-------- SUPPLIED RECORDS

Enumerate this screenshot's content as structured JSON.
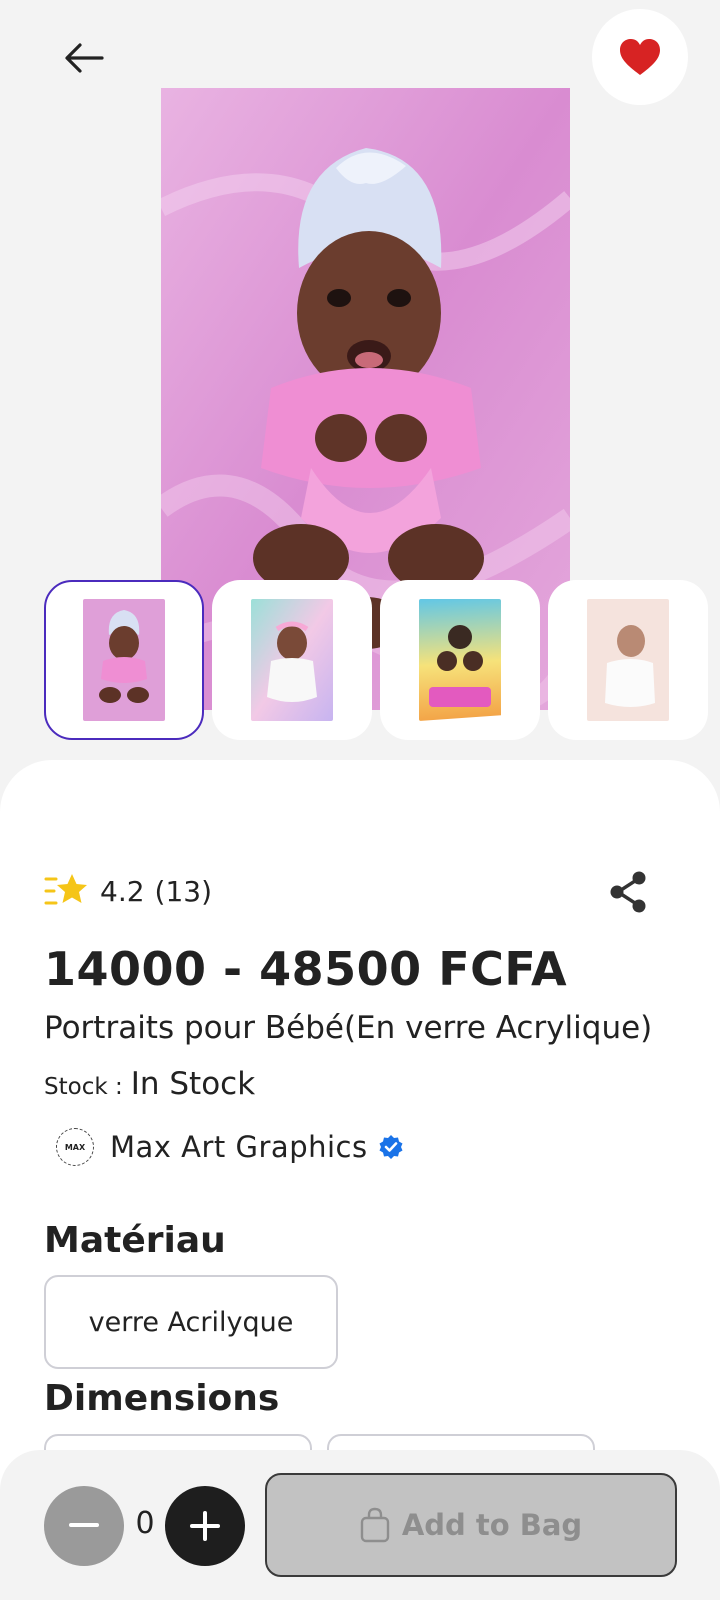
{
  "header": {
    "back_icon": "arrow-left-icon",
    "favorite_icon": "heart-icon",
    "favorite_color": "#d72323"
  },
  "gallery": {
    "thumbnails": [
      {
        "icon": "baby-pink-portrait",
        "selected": true
      },
      {
        "icon": "baby-pastel-portrait",
        "selected": false
      },
      {
        "icon": "family-poster-portrait",
        "selected": false
      },
      {
        "icon": "baby-white-portrait",
        "selected": false
      }
    ],
    "accent": "#4b2bbd"
  },
  "product": {
    "rating": "4.2",
    "rating_count": "(13)",
    "price": "14000 - 48500 FCFA",
    "title": "Portraits pour Bébé(En verre Acrylique)",
    "stock_label": "Stock :",
    "stock_value": "In Stock",
    "seller_name": "Max Art Graphics",
    "seller_logo_text": "MAX",
    "verified_color": "#1a73e8",
    "star_color": "#f5c518"
  },
  "options": {
    "material_heading": "Matériau",
    "material_choices": [
      "verre Acrilyque"
    ],
    "dimensions_heading": "Dimensions"
  },
  "cart": {
    "quantity": "0",
    "add_label": "Add to Bag"
  }
}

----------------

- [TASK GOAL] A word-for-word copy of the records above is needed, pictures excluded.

- [REPLY TO THE EXERCISE]
Enumerate this screenshot's content as structured JSON.
{
  "header": {
    "back_icon": "arrow-left-icon",
    "favorite_icon": "heart-icon",
    "favorite_color": "#d72323"
  },
  "gallery": {
    "thumbnails": [
      {
        "icon": "baby-pink-portrait",
        "selected": true
      },
      {
        "icon": "baby-pastel-portrait",
        "selected": false
      },
      {
        "icon": "family-poster-portrait",
        "selected": false
      },
      {
        "icon": "baby-white-portrait",
        "selected": false
      }
    ],
    "accent": "#4b2bbd"
  },
  "product": {
    "rating": "4.2",
    "rating_count": "(13)",
    "price": "14000 - 48500 FCFA",
    "title": "Portraits pour Bébé(En verre Acrylique)",
    "stock_label": "Stock :",
    "stock_value": "In Stock",
    "seller_name": "Max Art Graphics",
    "seller_logo_text": "MAX",
    "verified_color": "#1a73e8",
    "star_color": "#f5c518"
  },
  "options": {
    "material_heading": "Matériau",
    "material_choices": [
      "verre Acrilyque"
    ],
    "dimensions_heading": "Dimensions"
  },
  "cart": {
    "quantity": "0",
    "add_label": "Add to Bag"
  }
}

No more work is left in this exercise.